*What you should do*: Report each line of the records below that holds the word "person".
··········
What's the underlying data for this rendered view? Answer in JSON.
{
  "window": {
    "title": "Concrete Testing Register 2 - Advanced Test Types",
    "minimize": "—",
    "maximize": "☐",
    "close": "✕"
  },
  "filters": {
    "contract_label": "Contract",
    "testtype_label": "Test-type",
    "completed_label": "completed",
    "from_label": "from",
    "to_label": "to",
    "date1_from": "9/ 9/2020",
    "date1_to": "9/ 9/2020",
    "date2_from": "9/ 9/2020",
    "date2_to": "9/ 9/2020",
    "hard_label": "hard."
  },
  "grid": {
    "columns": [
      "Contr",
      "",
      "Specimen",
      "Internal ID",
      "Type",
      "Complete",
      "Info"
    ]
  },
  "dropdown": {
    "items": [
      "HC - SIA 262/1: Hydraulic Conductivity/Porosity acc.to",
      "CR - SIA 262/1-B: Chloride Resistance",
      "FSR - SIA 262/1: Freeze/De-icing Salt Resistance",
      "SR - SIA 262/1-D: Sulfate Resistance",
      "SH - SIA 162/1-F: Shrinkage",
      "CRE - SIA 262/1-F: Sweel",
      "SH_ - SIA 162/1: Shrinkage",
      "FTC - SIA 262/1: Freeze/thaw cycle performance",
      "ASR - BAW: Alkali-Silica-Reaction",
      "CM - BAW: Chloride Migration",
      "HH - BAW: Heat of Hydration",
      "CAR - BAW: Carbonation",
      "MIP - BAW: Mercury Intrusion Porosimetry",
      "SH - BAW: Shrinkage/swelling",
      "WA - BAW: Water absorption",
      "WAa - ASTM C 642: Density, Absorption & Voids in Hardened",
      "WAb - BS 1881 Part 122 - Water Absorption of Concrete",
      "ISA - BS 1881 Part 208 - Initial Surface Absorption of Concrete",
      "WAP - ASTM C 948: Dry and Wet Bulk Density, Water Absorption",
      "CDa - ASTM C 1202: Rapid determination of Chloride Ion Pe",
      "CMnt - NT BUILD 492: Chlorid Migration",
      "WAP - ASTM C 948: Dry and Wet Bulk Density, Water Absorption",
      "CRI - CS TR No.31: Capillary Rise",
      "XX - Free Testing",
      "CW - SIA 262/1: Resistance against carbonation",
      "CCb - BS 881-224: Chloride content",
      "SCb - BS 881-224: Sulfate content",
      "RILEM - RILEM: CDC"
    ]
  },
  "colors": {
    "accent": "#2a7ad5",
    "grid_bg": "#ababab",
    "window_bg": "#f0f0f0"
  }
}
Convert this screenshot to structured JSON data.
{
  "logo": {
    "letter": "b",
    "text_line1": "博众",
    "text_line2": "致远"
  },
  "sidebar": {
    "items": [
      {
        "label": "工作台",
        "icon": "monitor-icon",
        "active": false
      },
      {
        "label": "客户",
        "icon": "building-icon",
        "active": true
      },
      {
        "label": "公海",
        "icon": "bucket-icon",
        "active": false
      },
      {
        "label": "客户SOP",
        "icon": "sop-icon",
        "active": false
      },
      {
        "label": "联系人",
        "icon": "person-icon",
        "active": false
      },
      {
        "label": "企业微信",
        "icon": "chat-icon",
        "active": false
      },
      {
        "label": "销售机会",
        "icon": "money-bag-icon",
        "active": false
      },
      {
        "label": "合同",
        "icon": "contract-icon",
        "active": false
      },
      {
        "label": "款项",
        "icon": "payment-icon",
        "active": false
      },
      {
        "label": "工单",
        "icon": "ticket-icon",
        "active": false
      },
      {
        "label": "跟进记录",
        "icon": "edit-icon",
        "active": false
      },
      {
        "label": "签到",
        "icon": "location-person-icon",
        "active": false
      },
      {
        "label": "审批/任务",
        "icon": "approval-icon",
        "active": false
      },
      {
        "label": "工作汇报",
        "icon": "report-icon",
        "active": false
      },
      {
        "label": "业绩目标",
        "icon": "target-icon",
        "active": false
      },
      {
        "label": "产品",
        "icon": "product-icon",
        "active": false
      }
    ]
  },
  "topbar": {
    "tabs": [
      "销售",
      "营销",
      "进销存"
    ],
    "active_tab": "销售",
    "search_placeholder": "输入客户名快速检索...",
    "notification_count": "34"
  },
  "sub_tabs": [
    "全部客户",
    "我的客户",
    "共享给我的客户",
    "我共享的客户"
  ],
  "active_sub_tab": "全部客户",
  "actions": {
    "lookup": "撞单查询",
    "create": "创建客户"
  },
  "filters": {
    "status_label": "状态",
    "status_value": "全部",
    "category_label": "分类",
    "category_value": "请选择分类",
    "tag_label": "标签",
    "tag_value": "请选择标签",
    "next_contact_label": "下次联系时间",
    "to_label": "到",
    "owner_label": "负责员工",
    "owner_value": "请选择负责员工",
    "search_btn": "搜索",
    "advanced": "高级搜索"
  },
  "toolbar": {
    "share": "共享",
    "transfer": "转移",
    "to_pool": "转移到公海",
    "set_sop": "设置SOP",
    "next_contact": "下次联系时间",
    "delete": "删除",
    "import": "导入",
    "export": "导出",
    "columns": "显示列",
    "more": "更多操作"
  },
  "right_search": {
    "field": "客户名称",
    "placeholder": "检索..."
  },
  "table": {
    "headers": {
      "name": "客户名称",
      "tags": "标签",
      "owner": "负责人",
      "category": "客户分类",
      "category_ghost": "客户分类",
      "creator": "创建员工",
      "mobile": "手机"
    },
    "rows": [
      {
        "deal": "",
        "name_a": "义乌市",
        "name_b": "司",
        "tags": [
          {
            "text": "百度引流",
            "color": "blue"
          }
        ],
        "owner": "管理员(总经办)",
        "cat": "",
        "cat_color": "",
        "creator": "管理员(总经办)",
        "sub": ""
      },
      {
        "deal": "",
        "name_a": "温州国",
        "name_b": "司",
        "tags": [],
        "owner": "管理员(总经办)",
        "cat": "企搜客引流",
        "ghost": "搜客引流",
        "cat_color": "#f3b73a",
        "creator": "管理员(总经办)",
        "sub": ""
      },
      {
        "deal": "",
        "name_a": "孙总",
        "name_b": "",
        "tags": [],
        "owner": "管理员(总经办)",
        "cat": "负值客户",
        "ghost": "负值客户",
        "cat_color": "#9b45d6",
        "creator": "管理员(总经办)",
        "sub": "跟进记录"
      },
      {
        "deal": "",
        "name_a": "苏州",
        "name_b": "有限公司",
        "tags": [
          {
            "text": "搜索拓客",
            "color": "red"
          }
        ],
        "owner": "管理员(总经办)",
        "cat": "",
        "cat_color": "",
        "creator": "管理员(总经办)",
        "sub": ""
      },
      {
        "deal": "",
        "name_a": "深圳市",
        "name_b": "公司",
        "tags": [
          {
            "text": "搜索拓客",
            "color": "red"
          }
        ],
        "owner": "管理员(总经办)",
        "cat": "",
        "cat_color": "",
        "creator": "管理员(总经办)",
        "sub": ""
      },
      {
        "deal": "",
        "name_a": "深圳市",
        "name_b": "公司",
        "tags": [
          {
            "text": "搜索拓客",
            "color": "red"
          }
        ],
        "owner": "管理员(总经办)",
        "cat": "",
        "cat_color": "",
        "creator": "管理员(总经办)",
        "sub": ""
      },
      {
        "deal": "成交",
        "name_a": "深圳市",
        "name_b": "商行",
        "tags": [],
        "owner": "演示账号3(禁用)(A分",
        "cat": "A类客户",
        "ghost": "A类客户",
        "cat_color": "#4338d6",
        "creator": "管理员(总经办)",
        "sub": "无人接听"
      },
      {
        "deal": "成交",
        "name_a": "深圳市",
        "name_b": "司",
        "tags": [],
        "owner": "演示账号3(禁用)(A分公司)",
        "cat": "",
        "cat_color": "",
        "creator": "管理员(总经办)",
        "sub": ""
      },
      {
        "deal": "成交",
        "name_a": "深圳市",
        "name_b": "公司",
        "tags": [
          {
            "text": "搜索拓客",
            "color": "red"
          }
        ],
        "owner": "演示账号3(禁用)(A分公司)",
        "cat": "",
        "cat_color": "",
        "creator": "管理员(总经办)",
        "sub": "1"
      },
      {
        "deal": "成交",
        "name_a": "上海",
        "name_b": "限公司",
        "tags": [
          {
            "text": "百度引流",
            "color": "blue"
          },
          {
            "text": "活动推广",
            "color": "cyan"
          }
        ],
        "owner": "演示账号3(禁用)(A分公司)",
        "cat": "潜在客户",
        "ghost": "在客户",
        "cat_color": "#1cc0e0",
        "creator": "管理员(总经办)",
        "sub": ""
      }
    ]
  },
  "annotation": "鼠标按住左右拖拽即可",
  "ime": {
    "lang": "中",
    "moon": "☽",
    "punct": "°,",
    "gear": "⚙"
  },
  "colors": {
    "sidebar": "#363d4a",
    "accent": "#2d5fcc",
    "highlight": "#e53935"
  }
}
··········
*Response area*:
        "icon": "person-icon",
        "icon": "location-person-icon",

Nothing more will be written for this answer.